WORK ORDER => Would you retype the whole listing exactly, leaving its pictures out?

SOURCE DATA =>
# # # #

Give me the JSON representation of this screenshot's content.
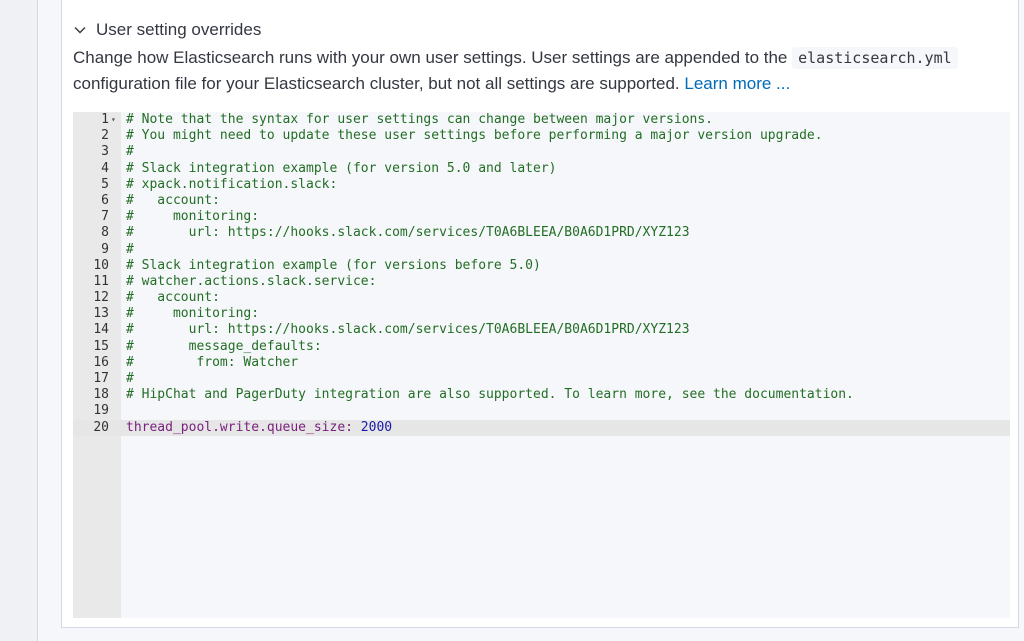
{
  "section": {
    "title": "User setting overrides",
    "icon": "chevron-down-icon"
  },
  "description": {
    "text_before": "Change how Elasticsearch runs with your own user settings. User settings are appended to the ",
    "code": "elasticsearch.yml",
    "text_after": " configuration file for your Elasticsearch cluster, but not all settings are supported. ",
    "link": "Learn more ..."
  },
  "editor": {
    "active_line": 20,
    "lines": [
      {
        "n": "1",
        "text": "# Note that the syntax for user settings can change between major versions."
      },
      {
        "n": "2",
        "text": "# You might need to update these user settings before performing a major version upgrade."
      },
      {
        "n": "3",
        "text": "#"
      },
      {
        "n": "4",
        "text": "# Slack integration example (for version 5.0 and later)"
      },
      {
        "n": "5",
        "text": "# xpack.notification.slack:"
      },
      {
        "n": "6",
        "text": "#   account:"
      },
      {
        "n": "7",
        "text": "#     monitoring:"
      },
      {
        "n": "8",
        "text": "#       url: https://hooks.slack.com/services/T0A6BLEEA/B0A6D1PRD/XYZ123"
      },
      {
        "n": "9",
        "text": "#"
      },
      {
        "n": "10",
        "text": "# Slack integration example (for versions before 5.0)"
      },
      {
        "n": "11",
        "text": "# watcher.actions.slack.service:"
      },
      {
        "n": "12",
        "text": "#   account:"
      },
      {
        "n": "13",
        "text": "#     monitoring:"
      },
      {
        "n": "14",
        "text": "#       url: https://hooks.slack.com/services/T0A6BLEEA/B0A6D1PRD/XYZ123"
      },
      {
        "n": "15",
        "text": "#       message_defaults:"
      },
      {
        "n": "16",
        "text": "#        from: Watcher"
      },
      {
        "n": "17",
        "text": "#"
      },
      {
        "n": "18",
        "text": "# HipChat and PagerDuty integration are also supported. To learn more, see the documentation."
      },
      {
        "n": "19",
        "text": ""
      },
      {
        "n": "20",
        "key": "thread_pool.write.queue_size:",
        "value": " 2000"
      }
    ]
  },
  "colors": {
    "comment": "#236e25",
    "key": "#7a1f7d",
    "number": "#1a1aa6",
    "link": "#006bb8"
  }
}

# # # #

ANSWER TO THE PROBLEM =>
Give me the JSON representation of this screenshot's content.
{
  "section": {
    "title": "User setting overrides",
    "icon": "chevron-down-icon"
  },
  "description": {
    "text_before": "Change how Elasticsearch runs with your own user settings. User settings are appended to the ",
    "code": "elasticsearch.yml",
    "text_after": " configuration file for your Elasticsearch cluster, but not all settings are supported. ",
    "link": "Learn more ..."
  },
  "editor": {
    "active_line": 20,
    "lines": [
      {
        "n": "1",
        "text": "# Note that the syntax for user settings can change between major versions."
      },
      {
        "n": "2",
        "text": "# You might need to update these user settings before performing a major version upgrade."
      },
      {
        "n": "3",
        "text": "#"
      },
      {
        "n": "4",
        "text": "# Slack integration example (for version 5.0 and later)"
      },
      {
        "n": "5",
        "text": "# xpack.notification.slack:"
      },
      {
        "n": "6",
        "text": "#   account:"
      },
      {
        "n": "7",
        "text": "#     monitoring:"
      },
      {
        "n": "8",
        "text": "#       url: https://hooks.slack.com/services/T0A6BLEEA/B0A6D1PRD/XYZ123"
      },
      {
        "n": "9",
        "text": "#"
      },
      {
        "n": "10",
        "text": "# Slack integration example (for versions before 5.0)"
      },
      {
        "n": "11",
        "text": "# watcher.actions.slack.service:"
      },
      {
        "n": "12",
        "text": "#   account:"
      },
      {
        "n": "13",
        "text": "#     monitoring:"
      },
      {
        "n": "14",
        "text": "#       url: https://hooks.slack.com/services/T0A6BLEEA/B0A6D1PRD/XYZ123"
      },
      {
        "n": "15",
        "text": "#       message_defaults:"
      },
      {
        "n": "16",
        "text": "#        from: Watcher"
      },
      {
        "n": "17",
        "text": "#"
      },
      {
        "n": "18",
        "text": "# HipChat and PagerDuty integration are also supported. To learn more, see the documentation."
      },
      {
        "n": "19",
        "text": ""
      },
      {
        "n": "20",
        "key": "thread_pool.write.queue_size:",
        "value": " 2000"
      }
    ]
  },
  "colors": {
    "comment": "#236e25",
    "key": "#7a1f7d",
    "number": "#1a1aa6",
    "link": "#006bb8"
  }
}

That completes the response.